Telecommunications engineers design, test and build the various technologies that allow people to communicate over distances. They may work in fields such as telephone and internet networks, radio and television broadcasting and satellite communications. Telecommunications engineers usually work for the major telecommunications companies, or for large organizations with private communication networks and remote mine sites. They design telecommunication networks, deciding on the technology to be used and where cables or broadcasting equipment needs to be placed, and oversee installation. These workers may also be responsible for testing and repairing faults.
Telecommunications engineers often work in offices, where they can use computers to monitor networks and broadcasting equipment remotely. However, some travel may be required to visit sites throughout the state, particularly when installing new equipment or repairing faults. They usually work regular business hours, although evening and weekend work is often required to meet tight deadlines. Some telecommunications engineers may also be required to be on call in case of emergencies requiring them to locate and repair faults after hours.
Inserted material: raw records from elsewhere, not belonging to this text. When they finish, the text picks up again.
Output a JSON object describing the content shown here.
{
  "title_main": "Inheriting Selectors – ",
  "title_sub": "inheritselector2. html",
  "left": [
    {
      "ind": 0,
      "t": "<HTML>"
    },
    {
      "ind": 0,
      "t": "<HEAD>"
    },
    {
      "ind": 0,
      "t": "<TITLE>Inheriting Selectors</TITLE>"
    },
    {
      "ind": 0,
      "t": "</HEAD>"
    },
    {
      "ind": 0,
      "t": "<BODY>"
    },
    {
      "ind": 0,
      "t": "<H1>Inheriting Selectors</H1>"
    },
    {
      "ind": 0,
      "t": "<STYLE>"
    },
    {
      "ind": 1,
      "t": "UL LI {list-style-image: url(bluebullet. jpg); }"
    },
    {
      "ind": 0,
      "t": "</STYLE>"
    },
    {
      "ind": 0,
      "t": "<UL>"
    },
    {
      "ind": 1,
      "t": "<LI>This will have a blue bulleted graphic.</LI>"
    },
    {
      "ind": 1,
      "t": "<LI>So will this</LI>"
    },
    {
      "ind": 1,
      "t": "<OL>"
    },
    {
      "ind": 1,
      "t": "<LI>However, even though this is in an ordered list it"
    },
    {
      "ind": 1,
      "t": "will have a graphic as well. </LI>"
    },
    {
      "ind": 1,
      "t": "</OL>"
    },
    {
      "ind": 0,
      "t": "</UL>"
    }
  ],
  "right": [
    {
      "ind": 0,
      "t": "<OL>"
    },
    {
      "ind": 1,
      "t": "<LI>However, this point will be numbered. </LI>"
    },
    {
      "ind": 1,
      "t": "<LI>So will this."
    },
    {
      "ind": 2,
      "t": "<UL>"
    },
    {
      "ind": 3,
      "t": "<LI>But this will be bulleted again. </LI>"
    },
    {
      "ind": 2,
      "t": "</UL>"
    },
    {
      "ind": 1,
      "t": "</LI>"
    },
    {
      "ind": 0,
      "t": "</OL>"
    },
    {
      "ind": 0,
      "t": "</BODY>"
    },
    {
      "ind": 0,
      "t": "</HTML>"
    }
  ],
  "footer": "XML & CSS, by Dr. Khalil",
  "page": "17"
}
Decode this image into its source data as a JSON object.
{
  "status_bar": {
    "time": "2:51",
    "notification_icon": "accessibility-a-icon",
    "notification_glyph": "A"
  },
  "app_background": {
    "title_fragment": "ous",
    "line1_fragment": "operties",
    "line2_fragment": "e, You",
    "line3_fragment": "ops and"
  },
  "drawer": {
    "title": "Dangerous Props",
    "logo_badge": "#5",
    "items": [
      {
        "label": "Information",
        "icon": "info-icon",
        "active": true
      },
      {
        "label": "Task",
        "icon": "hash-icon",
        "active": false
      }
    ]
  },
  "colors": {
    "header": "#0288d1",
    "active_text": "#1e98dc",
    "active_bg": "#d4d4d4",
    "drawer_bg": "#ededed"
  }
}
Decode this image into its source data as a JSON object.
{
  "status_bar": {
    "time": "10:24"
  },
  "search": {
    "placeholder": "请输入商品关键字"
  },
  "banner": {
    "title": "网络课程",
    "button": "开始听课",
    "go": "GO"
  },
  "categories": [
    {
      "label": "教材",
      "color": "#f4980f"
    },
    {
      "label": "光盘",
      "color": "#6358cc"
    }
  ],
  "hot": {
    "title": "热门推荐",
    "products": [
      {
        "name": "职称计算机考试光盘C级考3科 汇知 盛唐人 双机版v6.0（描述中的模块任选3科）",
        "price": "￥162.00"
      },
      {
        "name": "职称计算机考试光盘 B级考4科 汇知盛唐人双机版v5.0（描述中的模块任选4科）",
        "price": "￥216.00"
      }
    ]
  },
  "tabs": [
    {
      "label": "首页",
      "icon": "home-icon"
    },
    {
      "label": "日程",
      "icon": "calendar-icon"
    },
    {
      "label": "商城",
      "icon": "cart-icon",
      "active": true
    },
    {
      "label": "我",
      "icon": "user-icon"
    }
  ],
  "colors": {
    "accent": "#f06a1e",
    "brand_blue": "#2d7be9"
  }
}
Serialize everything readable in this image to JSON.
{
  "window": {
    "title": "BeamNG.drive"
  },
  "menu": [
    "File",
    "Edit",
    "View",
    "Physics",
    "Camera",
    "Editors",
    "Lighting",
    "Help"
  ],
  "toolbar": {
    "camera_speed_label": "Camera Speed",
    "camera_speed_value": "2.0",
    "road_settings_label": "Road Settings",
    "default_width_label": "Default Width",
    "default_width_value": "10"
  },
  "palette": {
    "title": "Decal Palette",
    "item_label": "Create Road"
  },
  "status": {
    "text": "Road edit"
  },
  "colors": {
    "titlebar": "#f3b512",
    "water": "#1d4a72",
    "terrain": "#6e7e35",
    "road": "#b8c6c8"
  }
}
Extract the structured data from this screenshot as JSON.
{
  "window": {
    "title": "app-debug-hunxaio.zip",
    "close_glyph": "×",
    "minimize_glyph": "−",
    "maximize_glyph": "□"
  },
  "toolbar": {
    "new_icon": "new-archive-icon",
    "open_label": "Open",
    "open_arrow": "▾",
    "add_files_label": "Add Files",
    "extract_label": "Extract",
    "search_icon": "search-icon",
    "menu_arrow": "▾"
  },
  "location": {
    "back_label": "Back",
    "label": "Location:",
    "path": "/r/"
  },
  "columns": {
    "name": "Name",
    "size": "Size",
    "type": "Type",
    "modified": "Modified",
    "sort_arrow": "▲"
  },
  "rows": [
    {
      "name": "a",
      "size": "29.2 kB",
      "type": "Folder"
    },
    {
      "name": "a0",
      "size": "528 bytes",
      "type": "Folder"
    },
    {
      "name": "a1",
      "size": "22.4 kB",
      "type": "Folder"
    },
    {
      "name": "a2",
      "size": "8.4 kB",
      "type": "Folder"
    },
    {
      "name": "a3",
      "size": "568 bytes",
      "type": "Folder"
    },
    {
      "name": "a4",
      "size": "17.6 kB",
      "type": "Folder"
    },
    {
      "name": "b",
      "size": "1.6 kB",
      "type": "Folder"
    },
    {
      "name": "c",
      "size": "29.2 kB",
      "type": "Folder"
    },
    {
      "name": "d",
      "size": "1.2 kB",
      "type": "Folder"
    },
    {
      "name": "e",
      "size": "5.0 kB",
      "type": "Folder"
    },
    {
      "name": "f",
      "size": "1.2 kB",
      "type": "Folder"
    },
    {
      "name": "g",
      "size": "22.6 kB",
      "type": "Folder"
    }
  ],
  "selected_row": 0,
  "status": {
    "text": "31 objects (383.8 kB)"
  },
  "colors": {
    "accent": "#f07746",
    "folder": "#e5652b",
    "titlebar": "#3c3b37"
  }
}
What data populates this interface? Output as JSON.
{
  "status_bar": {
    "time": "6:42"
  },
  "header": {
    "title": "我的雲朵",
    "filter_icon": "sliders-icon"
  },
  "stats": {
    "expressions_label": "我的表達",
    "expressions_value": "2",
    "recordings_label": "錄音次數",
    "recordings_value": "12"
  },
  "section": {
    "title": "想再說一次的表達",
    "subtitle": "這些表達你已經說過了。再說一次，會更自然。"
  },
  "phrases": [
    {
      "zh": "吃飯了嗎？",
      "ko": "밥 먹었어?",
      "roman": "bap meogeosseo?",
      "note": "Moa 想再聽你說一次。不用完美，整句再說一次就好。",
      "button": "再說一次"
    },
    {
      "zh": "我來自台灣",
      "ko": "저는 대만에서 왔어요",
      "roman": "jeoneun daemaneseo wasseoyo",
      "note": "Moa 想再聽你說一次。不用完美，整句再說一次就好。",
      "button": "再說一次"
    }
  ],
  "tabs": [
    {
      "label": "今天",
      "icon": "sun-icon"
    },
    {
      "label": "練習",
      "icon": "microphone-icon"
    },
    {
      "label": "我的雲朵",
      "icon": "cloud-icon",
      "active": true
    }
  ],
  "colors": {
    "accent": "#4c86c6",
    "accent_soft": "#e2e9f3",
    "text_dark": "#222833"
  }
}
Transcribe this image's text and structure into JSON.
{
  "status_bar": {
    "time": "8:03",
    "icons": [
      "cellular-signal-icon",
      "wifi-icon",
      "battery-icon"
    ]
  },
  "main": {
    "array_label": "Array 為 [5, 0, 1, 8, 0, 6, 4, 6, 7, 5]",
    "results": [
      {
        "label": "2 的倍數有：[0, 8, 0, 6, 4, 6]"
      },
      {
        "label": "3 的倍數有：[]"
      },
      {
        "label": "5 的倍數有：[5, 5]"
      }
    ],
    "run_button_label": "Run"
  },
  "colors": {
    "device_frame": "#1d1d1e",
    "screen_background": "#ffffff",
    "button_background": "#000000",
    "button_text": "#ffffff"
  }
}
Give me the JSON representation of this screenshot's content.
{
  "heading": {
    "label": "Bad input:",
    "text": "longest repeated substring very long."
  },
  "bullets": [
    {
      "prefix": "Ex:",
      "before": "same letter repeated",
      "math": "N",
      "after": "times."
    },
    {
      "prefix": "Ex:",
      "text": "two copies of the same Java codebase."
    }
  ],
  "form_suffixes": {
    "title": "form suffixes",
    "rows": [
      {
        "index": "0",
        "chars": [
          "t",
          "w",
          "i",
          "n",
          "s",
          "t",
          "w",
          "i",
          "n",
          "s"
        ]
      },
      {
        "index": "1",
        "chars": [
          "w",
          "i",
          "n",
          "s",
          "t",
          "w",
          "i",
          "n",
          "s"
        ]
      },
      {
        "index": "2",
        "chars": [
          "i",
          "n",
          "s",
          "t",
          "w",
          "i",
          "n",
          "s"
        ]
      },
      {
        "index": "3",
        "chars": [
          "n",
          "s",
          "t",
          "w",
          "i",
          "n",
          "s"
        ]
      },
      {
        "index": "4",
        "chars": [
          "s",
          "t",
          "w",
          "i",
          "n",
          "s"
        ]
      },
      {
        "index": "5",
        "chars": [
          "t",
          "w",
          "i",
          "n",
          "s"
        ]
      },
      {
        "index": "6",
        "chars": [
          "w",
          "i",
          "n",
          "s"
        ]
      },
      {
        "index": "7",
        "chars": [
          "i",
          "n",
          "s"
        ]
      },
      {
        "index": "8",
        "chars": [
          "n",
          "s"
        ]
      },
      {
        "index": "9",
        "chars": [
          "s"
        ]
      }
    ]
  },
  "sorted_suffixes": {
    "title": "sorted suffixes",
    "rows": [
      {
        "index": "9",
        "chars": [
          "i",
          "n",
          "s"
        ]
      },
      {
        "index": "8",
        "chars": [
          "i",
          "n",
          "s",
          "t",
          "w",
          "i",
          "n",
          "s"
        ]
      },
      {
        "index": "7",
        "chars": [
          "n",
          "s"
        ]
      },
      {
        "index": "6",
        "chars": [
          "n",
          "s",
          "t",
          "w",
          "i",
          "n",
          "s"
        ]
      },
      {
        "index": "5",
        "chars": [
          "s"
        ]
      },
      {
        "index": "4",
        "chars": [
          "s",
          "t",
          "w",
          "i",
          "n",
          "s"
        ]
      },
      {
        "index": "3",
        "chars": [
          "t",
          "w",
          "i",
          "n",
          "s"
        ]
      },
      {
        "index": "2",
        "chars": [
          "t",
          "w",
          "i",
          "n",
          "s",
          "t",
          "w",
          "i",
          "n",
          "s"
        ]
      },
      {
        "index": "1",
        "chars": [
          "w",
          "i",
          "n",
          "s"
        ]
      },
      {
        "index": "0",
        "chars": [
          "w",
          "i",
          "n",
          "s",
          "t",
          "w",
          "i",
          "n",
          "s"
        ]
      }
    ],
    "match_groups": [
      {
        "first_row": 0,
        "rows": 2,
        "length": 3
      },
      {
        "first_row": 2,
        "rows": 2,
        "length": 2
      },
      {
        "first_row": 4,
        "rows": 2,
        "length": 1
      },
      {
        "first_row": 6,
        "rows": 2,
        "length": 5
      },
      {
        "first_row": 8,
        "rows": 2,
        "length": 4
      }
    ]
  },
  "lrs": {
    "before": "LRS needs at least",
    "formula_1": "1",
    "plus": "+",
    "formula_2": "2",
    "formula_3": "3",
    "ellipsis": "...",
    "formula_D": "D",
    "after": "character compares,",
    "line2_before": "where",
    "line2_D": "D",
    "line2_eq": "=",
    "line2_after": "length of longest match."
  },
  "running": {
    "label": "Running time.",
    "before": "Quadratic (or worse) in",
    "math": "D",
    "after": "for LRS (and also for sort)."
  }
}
They usually work as part of a team, often supervising a number of technicians and installers
Provide high-level support and disaster recovery expertise.
Plan, design, troubleshoot, and oversee construction and maintenance of telecommunications networks and equipment used for telephones, voicemail, PBX, video or data communication.
One must have bachelor’s degree in telecommunications and/or electronic engineering.